━━ Given entries ━━

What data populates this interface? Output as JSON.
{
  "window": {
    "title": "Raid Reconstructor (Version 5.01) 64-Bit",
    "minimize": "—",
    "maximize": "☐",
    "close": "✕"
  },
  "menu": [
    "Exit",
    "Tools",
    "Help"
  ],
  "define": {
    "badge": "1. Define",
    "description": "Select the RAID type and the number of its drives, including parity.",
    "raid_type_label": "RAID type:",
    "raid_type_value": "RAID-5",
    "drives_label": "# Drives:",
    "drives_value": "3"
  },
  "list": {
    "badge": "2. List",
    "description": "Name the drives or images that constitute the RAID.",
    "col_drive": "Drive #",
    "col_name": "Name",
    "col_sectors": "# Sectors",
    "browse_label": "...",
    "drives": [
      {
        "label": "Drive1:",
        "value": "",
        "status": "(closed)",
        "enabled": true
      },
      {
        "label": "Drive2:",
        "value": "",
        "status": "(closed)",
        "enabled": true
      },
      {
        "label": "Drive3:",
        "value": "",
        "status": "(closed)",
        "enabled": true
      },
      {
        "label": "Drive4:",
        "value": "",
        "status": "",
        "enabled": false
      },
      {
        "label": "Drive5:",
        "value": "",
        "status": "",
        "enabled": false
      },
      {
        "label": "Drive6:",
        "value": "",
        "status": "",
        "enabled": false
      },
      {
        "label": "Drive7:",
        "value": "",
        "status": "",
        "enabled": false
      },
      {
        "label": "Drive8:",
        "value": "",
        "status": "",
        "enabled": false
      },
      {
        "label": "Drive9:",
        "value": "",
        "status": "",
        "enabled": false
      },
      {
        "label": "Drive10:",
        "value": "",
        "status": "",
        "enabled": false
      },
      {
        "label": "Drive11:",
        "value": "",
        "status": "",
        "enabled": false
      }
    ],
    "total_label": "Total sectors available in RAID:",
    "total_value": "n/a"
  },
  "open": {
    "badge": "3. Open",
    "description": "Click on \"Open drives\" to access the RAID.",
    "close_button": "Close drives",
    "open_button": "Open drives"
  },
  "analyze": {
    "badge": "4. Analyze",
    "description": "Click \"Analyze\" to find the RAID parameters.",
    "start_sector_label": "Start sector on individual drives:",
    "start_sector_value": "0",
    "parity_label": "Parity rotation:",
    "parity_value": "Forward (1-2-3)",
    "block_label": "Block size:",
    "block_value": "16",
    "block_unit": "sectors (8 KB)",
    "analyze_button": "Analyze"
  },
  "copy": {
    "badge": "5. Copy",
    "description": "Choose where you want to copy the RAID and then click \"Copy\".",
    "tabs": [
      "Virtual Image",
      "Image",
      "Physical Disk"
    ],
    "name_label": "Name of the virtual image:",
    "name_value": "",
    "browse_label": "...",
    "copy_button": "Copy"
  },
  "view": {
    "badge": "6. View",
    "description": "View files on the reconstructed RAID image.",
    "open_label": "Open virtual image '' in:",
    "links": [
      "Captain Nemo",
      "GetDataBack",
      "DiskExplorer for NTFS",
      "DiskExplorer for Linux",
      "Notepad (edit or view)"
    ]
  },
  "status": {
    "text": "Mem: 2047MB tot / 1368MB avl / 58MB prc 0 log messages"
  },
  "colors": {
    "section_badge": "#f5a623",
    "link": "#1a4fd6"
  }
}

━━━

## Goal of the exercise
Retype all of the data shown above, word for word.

## Task answer
What data populates this interface? Output as JSON.
{
  "window": {
    "title": "Raid Reconstructor (Version 5.01) 64-Bit",
    "minimize": "—",
    "maximize": "☐",
    "close": "✕"
  },
  "menu": [
    "Exit",
    "Tools",
    "Help"
  ],
  "define": {
    "badge": "1. Define",
    "description": "Select the RAID type and the number of its drives, including parity.",
    "raid_type_label": "RAID type:",
    "raid_type_value": "RAID-5",
    "drives_label": "# Drives:",
    "drives_value": "3"
  },
  "list": {
    "badge": "2. List",
    "description": "Name the drives or images that constitute the RAID.",
    "col_drive": "Drive #",
    "col_name": "Name",
    "col_sectors": "# Sectors",
    "browse_label": "...",
    "drives": [
      {
        "label": "Drive1:",
        "value": "",
        "status": "(closed)",
        "enabled": true
      },
      {
        "label": "Drive2:",
        "value": "",
        "status": "(closed)",
        "enabled": true
      },
      {
        "label": "Drive3:",
        "value": "",
        "status": "(closed)",
        "enabled": true
      },
      {
        "label": "Drive4:",
        "value": "",
        "status": "",
        "enabled": false
      },
      {
        "label": "Drive5:",
        "value": "",
        "status": "",
        "enabled": false
      },
      {
        "label": "Drive6:",
        "value": "",
        "status": "",
        "enabled": false
      },
      {
        "label": "Drive7:",
        "value": "",
        "status": "",
        "enabled": false
      },
      {
        "label": "Drive8:",
        "value": "",
        "status": "",
        "enabled": false
      },
      {
        "label": "Drive9:",
        "value": "",
        "status": "",
        "enabled": false
      },
      {
        "label": "Drive10:",
        "value": "",
        "status": "",
        "enabled": false
      },
      {
        "label": "Drive11:",
        "value": "",
        "status": "",
        "enabled": false
      }
    ],
    "total_label": "Total sectors available in RAID:",
    "total_value": "n/a"
  },
  "open": {
    "badge": "3. Open",
    "description": "Click on \"Open drives\" to access the RAID.",
    "close_button": "Close drives",
    "open_button": "Open drives"
  },
  "analyze": {
    "badge": "4. Analyze",
    "description": "Click \"Analyze\" to find the RAID parameters.",
    "start_sector_label": "Start sector on individual drives:",
    "start_sector_value": "0",
    "parity_label": "Parity rotation:",
    "parity_value": "Forward (1-2-3)",
    "block_label": "Block size:",
    "block_value": "16",
    "block_unit": "sectors (8 KB)",
    "analyze_button": "Analyze"
  },
  "copy": {
    "badge": "5. Copy",
    "description": "Choose where you want to copy the RAID and then click \"Copy\".",
    "tabs": [
      "Virtual Image",
      "Image",
      "Physical Disk"
    ],
    "name_label": "Name of the virtual image:",
    "name_value": "",
    "browse_label": "...",
    "copy_button": "Copy"
  },
  "view": {
    "badge": "6. View",
    "description": "View files on the reconstructed RAID image.",
    "open_label": "Open virtual image '' in:",
    "links": [
      "Captain Nemo",
      "GetDataBack",
      "DiskExplorer for NTFS",
      "DiskExplorer for Linux",
      "Notepad (edit or view)"
    ]
  },
  "status": {
    "text": "Mem: 2047MB tot / 1368MB avl / 58MB prc 0 log messages"
  },
  "colors": {
    "section_badge": "#f5a623",
    "link": "#1a4fd6"
  }
}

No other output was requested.